In machine learning, the vanishing gradient problem is a difficulty found in training artificial neural networks with gradient-based learning methods and backpropagation. In such methods, each of the neural network's weights receives an update proportional to the partial derivative of the error function with respect to the current weight in each iteration of training. The problem is that in some cases, the gradient will be vanishingly small, effectively preventing the weight from changing its value. In the worst case, this may completely stop the neural network from further training.
Thus, gradient is vanishing till it reaches initial layer of neural network and in turn very little change in weights.
I would venture that the problem you are having is at least due to bad initialisation, and it could also be a bad learning rate or activation functions.

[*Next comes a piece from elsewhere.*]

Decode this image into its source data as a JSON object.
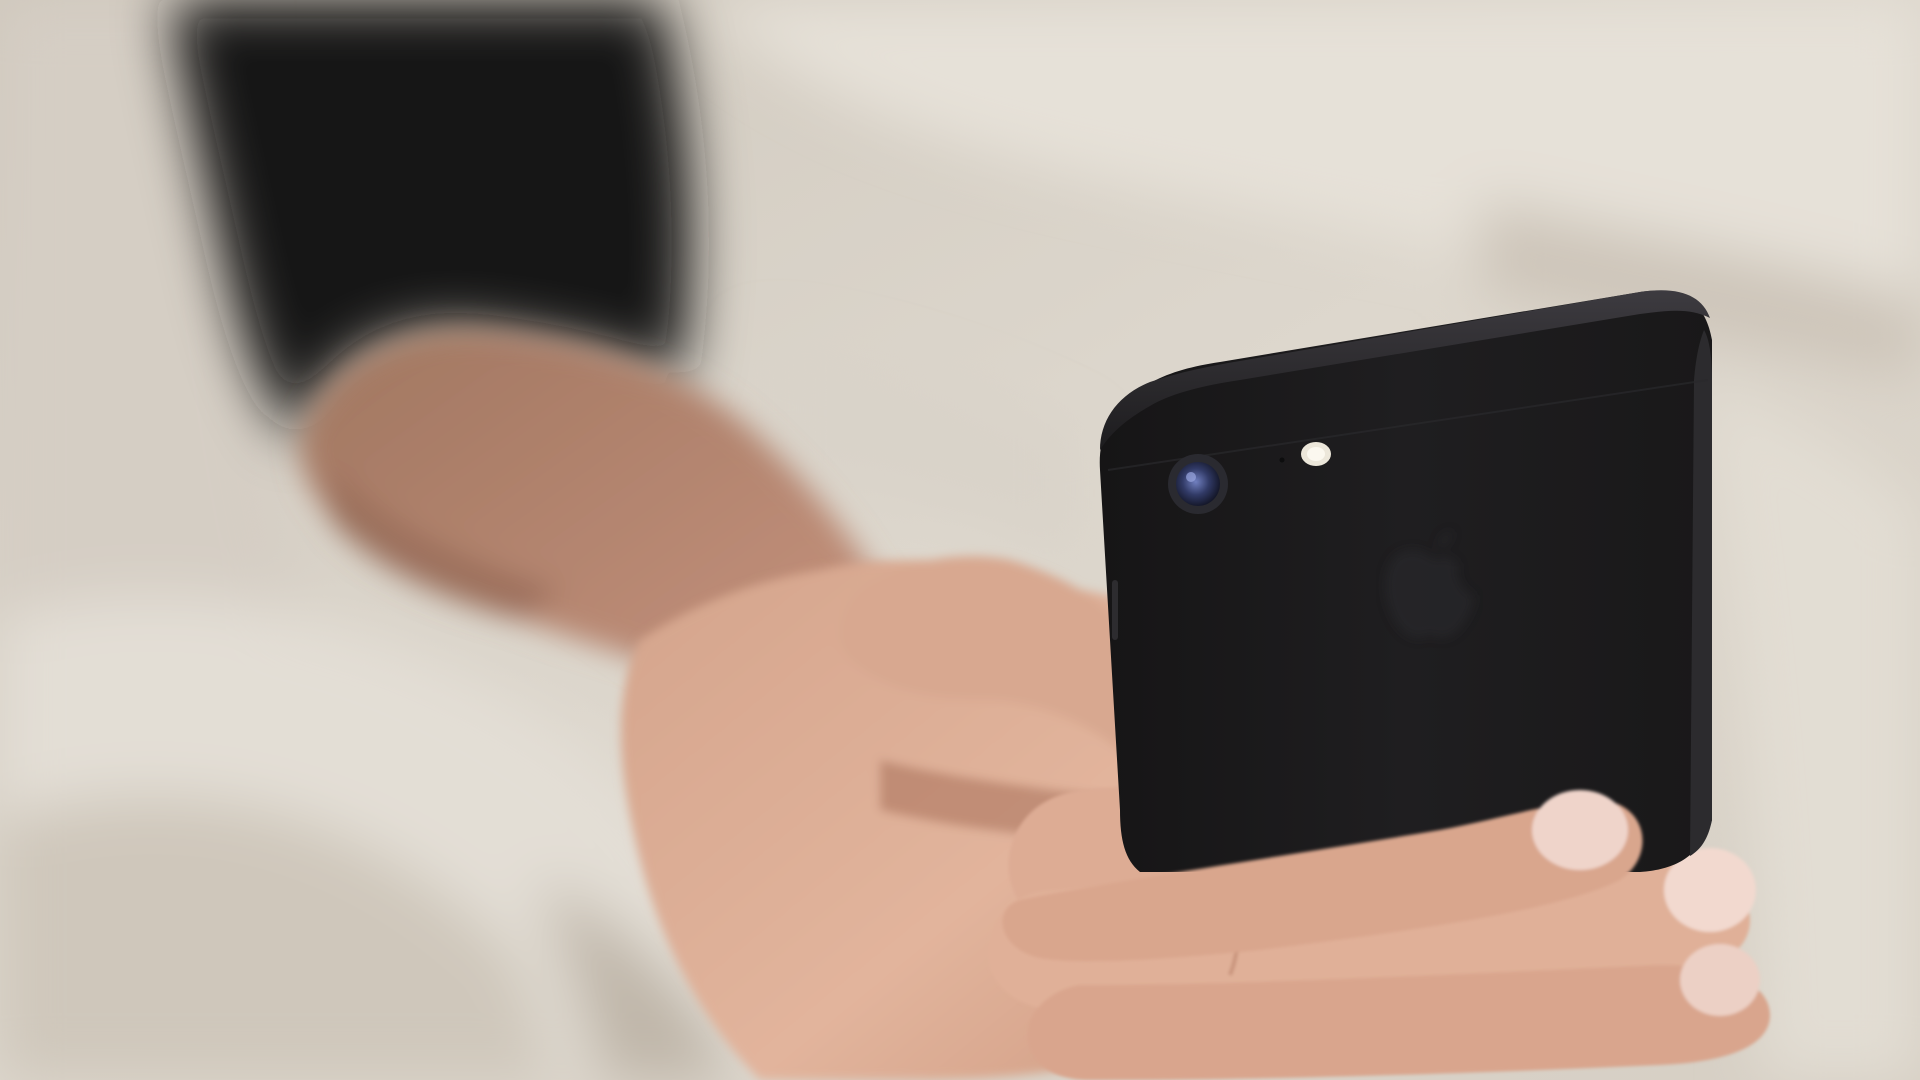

You mentioned that you are initializing conv kernels to "non zero unit matrices" and "fully connected layer weights as 0's". Firstly I do not know what you mean by "non zero unit matrices", but definitely you should not be initializing fully connected layers to 0. The reason for this is because if all neurons in that layer have the same value, they will all behave very similar if not all exactly the same (depending on the network). This will produce very similar features that do not bias the network well.
I recommend using a random initialisation for both the Conv kernels and Dense kernels, and zeros for any biases.
Secondly, your activation functions are not stated, but if you are using an activation function with a gradient that is sensitive to learning rate vanishing, then this is also a problem. For instance using a sigmoid activation and a high learning rate will result in almost no weight update value.
Also, what do you consider [why the weights change] "so little"? I would expect for data scaled from [-1, 1] the update magnitude should be around 1e-3 for the first layers and 1e-4 for the last ones. (Off the top of my head)
@feynman Because Batch Normalization do not let weights vanish or explode, it normalizes the batches in between every layer. Since each activation function will have inputs from the previous layers as close to zero, the effect of the increasing/decreasing weights of the previous layers will be suppressed; avoiding the snowball effect.